One of the things I find legitimately interesting about the new league, though, are rules that differ significantly from the NFL:

Let’s break these down and discuss, because in the daily post, I got into a sub-thread discussion about how the overall NFL product isn’t all that great, and some of these things could rejuvenate the game.

No extra point kicks. Every team must go for two. Look, if you’re a Vikings fan, I don’t know HOW you can disagree with this one. You can still kick field goals, but no more extra points. I really like this one.

No kickoffs. Teams start at the 25. Ehhh, I’m on the fence about this one. I still think a good kick returner is a weapon in football. But that said, the NFL is trying to backdoor eliminate the play, so if they are, just do it. If not, move the kickoff back, and allow for more returns. Either way, get off the fence. Credit here to the AAF for making a decision and going with it, whether you agree with it or not.

Onside kicks will be replaced by an option to attempt a 4th and 10 at the team’s own 35. I LOVE this rule. I was talking with Fil on the daily thread, I mean artistformerlyknowasfil,...I mean Fake Fil...whatever, and he had some great stats that support this being a better option than an onside kick:

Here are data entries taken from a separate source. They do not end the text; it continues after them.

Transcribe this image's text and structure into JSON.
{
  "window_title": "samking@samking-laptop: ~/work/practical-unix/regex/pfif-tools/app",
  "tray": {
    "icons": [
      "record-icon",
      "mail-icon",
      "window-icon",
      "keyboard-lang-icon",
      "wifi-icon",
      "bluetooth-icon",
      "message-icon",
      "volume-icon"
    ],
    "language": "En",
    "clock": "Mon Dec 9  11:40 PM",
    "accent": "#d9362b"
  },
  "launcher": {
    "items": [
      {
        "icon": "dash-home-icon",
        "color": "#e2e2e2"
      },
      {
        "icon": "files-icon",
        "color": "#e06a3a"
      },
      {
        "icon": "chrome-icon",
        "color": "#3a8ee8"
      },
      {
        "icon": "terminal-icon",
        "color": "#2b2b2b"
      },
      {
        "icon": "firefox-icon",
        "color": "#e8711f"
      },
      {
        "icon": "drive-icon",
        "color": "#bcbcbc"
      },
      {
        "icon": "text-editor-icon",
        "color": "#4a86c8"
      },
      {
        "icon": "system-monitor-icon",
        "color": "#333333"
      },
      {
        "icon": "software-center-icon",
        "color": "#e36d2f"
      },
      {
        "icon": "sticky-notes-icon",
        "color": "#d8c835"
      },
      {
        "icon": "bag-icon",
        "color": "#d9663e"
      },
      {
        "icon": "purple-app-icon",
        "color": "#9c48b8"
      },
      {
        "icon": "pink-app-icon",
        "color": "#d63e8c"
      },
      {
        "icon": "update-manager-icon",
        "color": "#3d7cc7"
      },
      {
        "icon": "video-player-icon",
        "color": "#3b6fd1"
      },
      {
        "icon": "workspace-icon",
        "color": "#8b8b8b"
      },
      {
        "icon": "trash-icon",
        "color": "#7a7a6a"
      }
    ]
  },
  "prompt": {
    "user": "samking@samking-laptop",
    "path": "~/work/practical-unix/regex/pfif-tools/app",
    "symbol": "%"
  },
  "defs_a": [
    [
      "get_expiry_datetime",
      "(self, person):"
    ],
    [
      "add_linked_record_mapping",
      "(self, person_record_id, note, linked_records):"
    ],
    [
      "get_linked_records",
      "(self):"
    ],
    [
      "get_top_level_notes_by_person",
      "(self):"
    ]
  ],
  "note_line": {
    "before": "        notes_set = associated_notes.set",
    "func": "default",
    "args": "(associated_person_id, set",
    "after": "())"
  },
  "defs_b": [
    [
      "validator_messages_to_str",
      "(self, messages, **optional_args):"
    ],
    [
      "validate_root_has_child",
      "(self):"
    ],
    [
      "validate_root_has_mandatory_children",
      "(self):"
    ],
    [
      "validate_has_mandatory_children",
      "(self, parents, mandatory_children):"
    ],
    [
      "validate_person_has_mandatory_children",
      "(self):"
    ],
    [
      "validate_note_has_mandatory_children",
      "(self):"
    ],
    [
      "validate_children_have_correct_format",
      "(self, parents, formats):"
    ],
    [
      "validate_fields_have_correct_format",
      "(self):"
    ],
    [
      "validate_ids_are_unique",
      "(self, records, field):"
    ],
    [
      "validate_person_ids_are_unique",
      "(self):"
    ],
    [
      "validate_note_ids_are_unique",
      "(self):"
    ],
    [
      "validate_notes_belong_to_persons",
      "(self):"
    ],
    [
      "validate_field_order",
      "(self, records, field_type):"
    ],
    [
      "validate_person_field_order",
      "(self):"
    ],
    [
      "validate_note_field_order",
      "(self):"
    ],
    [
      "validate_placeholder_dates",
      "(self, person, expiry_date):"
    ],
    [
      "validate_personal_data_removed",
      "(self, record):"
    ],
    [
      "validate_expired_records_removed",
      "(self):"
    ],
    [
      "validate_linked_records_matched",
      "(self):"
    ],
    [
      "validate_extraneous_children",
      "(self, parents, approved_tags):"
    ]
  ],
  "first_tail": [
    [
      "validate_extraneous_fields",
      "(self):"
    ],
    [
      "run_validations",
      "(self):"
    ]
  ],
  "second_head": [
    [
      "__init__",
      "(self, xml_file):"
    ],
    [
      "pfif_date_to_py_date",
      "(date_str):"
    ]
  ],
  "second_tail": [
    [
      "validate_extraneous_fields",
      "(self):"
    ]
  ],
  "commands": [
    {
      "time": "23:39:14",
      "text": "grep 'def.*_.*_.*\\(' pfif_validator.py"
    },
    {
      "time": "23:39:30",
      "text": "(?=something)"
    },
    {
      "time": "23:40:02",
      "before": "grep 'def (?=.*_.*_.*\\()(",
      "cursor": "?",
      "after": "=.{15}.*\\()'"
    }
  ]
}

On 4th and 10 exactly … there were 26 plays in 2017. Teams converted first downs 30.8% of the time. The vast majority of these plays happened in the fourth quarter (only 3 of the 4 were in other quarters) and in every instance but one, the team was trailing (but the game typically was close). I pulled all 4th and 10 from 2015-2018 and got a 24.6% conversion rate on 118 attempts. Pulling 4th and 11+ for the same time period, I got a conversion rate of 21.8% on 202 attempts.

There were 52 onside kicks this year. Only 4 were converted. (7.7%)

Personally, I think the 4th and 10 option would add a ton of drama and excitement to a game, as opposed to a play that is 90% dependent on a kicked football bouncing exactly the right way at just the precise moment. And even when that does happen, you still need an opposing player to mis-handle the ball.

There’s a bit of a caveat to this, though. You have to be down by 17 points, or either team can use this option when there are under five minutes left in the game. I don’t like the caveat; I’d prefer that option be open to both teams the whole game.

30 second clock, no TV timeout, and 60% less commercials: If there was a demand for AAF advertising right now, they’d have as many commercials as the NFL. That’s just a supply and demand thing right now—if the AAF grows, they will have more commercials. I do, however, love the 30 second clock and the no TV timeouts. I think it will speed the game up, there will be less dead time in between plays, and the flow of the game won’t be interrupted nearly to the extent an NFL game is. (Extra point, commercial, kickoff, commercial, injury on first down, commerical).

And I like Kevin Cole’s tweet about the AAF being a lab or testing ground of sorts, for these rule tweaks, and to see if they work or not. I really think the NFL needs some tweaking around the edges with stuff like this, as soon as they can figure out what a catch is.

What do you guys think? Good ideas, bad ideas, or something in between?